When a sex offender in Kansas moves from the state and doesn’t register his new address, he becomes the concern of the U.S. Marshals Service, which enforces sex-offender laws across state lines.
It’s common for sex offenders to not re-register when they move, as a Journal-World investigation last September found. According to the report, more than 160 Kansas sex offenders did not register in their new state, and, depending on the state, that could be a federal or state crime.
The Journal-World provided the Marshals Service with the list it had compiled for Kansas, and over the past several months agents have been tracking down the sex offenders who have failed to register in their new state.
The Marshals Service found some of the offenders had died or moved to states with different registration laws that did not require them to register.

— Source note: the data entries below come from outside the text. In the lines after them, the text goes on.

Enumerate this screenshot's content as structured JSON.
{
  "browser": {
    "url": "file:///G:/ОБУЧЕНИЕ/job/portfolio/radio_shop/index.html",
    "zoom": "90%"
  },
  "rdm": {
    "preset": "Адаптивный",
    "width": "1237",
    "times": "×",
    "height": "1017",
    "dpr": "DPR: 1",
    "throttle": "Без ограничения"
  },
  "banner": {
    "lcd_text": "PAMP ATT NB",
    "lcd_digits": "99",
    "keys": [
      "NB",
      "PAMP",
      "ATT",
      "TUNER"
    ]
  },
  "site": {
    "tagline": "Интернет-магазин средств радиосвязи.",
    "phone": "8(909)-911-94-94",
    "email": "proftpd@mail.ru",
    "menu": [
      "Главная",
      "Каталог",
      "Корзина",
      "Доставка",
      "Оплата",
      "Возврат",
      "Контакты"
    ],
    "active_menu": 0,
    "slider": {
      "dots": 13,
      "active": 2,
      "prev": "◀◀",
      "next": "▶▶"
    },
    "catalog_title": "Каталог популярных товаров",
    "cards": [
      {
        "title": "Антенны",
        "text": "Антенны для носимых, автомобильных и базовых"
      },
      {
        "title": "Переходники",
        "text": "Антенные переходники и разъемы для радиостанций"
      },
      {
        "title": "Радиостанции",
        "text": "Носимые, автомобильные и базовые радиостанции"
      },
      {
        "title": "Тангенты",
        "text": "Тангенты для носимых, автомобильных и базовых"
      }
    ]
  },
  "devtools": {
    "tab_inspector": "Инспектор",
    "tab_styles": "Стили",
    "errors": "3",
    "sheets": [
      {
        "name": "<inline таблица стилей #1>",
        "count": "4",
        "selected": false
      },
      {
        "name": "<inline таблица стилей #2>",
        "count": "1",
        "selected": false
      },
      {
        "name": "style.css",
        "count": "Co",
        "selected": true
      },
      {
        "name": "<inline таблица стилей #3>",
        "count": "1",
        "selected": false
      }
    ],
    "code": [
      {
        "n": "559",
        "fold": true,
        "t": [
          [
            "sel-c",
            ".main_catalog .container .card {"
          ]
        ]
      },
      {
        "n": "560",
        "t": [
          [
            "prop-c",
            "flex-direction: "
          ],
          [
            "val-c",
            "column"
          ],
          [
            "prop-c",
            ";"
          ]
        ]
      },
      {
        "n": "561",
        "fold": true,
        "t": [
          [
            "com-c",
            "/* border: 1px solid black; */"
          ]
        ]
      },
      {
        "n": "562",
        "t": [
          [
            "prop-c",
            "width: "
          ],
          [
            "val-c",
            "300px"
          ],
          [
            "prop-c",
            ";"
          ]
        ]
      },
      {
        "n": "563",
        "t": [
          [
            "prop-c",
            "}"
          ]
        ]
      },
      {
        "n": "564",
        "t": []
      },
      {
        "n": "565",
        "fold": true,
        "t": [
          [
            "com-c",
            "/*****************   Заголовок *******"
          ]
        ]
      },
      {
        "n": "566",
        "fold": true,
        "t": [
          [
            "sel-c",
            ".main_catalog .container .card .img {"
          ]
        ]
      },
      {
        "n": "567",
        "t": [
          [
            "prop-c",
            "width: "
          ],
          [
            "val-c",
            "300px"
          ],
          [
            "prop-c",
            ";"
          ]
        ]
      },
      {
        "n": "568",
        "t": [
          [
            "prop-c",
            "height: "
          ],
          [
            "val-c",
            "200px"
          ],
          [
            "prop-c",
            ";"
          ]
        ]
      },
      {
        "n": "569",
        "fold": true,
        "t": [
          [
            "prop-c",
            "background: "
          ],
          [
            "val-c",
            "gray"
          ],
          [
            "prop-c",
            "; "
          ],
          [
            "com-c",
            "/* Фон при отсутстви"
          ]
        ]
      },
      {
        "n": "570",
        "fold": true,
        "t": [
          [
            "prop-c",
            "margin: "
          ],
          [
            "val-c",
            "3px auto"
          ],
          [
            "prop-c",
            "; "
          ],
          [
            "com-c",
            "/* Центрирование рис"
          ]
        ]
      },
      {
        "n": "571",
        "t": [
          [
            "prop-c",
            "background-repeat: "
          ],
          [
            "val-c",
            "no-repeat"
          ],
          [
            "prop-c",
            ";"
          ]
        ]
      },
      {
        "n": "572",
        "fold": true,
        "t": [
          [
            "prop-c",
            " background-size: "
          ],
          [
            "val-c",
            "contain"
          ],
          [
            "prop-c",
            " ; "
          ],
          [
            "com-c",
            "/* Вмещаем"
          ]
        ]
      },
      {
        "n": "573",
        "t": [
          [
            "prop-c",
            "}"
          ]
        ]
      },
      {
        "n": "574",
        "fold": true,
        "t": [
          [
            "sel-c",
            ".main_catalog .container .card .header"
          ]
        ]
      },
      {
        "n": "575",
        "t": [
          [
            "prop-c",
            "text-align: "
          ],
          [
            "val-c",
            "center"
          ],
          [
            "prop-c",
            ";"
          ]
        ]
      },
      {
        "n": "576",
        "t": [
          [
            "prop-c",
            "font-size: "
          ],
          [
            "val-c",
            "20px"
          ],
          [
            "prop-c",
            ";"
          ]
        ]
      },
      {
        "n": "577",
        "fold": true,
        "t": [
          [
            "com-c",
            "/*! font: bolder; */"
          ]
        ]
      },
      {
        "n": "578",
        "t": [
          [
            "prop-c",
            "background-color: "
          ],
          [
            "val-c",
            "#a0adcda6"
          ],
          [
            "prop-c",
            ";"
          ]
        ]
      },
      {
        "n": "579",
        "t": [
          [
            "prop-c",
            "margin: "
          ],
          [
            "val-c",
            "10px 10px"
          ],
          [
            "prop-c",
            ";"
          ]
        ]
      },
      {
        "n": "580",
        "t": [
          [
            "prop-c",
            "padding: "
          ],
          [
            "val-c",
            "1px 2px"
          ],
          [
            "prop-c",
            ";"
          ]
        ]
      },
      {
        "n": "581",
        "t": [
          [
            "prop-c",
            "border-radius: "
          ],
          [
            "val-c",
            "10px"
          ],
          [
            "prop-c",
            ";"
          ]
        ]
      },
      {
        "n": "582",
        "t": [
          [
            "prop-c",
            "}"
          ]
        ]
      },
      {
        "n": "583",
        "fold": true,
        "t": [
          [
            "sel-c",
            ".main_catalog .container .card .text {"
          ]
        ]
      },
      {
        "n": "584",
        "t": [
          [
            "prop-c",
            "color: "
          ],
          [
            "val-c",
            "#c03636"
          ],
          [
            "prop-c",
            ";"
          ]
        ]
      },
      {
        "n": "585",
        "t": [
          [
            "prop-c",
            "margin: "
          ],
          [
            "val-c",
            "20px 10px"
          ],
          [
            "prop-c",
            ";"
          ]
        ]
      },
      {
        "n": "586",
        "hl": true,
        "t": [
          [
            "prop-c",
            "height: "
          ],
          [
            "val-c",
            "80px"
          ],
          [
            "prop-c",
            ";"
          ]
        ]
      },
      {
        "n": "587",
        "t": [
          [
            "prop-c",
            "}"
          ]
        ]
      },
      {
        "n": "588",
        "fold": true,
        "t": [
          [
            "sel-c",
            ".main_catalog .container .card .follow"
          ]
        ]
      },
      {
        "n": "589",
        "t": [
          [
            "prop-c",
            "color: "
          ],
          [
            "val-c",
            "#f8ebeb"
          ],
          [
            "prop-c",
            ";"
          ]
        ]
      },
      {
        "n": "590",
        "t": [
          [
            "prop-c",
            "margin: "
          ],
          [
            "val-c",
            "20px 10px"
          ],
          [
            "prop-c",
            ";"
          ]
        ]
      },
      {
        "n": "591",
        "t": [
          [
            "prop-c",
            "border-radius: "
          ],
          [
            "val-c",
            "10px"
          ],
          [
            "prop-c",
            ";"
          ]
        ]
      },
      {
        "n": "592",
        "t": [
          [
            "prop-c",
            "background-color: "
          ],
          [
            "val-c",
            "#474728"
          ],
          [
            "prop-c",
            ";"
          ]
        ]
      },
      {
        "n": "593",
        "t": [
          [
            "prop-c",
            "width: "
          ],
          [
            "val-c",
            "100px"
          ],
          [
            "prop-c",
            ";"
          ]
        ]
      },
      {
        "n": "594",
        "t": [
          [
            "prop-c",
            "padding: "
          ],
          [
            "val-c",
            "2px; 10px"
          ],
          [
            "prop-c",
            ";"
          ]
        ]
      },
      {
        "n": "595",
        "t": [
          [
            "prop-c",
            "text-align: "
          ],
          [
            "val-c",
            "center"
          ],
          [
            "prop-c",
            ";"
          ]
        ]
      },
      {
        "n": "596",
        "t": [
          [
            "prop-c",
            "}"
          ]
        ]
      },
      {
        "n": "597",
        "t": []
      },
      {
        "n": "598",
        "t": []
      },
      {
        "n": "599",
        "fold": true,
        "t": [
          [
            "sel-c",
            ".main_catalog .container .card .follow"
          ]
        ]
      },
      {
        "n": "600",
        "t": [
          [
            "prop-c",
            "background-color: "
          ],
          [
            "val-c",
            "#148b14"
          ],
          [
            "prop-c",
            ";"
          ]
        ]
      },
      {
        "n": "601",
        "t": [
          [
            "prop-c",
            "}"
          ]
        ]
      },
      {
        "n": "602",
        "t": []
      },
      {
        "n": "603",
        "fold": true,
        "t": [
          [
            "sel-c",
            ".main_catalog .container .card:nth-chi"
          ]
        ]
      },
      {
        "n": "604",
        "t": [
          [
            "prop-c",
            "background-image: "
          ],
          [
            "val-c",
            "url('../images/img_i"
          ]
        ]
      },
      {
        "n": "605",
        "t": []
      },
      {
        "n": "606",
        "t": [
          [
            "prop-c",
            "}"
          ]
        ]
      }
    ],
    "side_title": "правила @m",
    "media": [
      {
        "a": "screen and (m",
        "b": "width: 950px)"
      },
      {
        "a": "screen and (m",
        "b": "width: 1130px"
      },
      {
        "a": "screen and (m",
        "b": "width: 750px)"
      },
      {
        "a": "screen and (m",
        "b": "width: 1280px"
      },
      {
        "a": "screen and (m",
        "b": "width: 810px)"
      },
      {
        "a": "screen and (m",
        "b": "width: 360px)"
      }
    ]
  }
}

What is left is a list of 22 cases, four of which have led to arrests for other offenses, and the suspects could face additional failure-to-register charges. Two others are serving in the U.S. Army, which, according to the Marshals Service, is aware of both men’s sex-offender status.
The Marshals Service is searching for several other offenders who have failed to register.
The Kansas Bureau of Investigation, which is responsible for the Kansas Sex Offender Registry, sends letters to states notifying them that a registered sex offender is entering their state. But after that, it’s up to the other state and the offender to make sure they comply with the new state’s law. If there isn’t any communication, neither the state nor the Marshals Service would be aware of the sex offender’s status.
As Laura Ahearn, executive director of Parents for Megan’s Law and the Crime Victims Center, a nonprofit organization that advocates for more accountability in sex offender registries nationwide, says, “We’ve established a law that requires society’s most cunning of criminals to register on an honor system.”
The Marshals Service spent valuable time tracking down the 160 names on the Journal-World’s list, basically picking up the states’s slack. The service should be commended for its work.
Now it’s time for a national sex offender registry and a unified reporting system. Inconsistent laws among states make keeping track of sex offenders too complicated, which, in turn, endangers an uninformed public.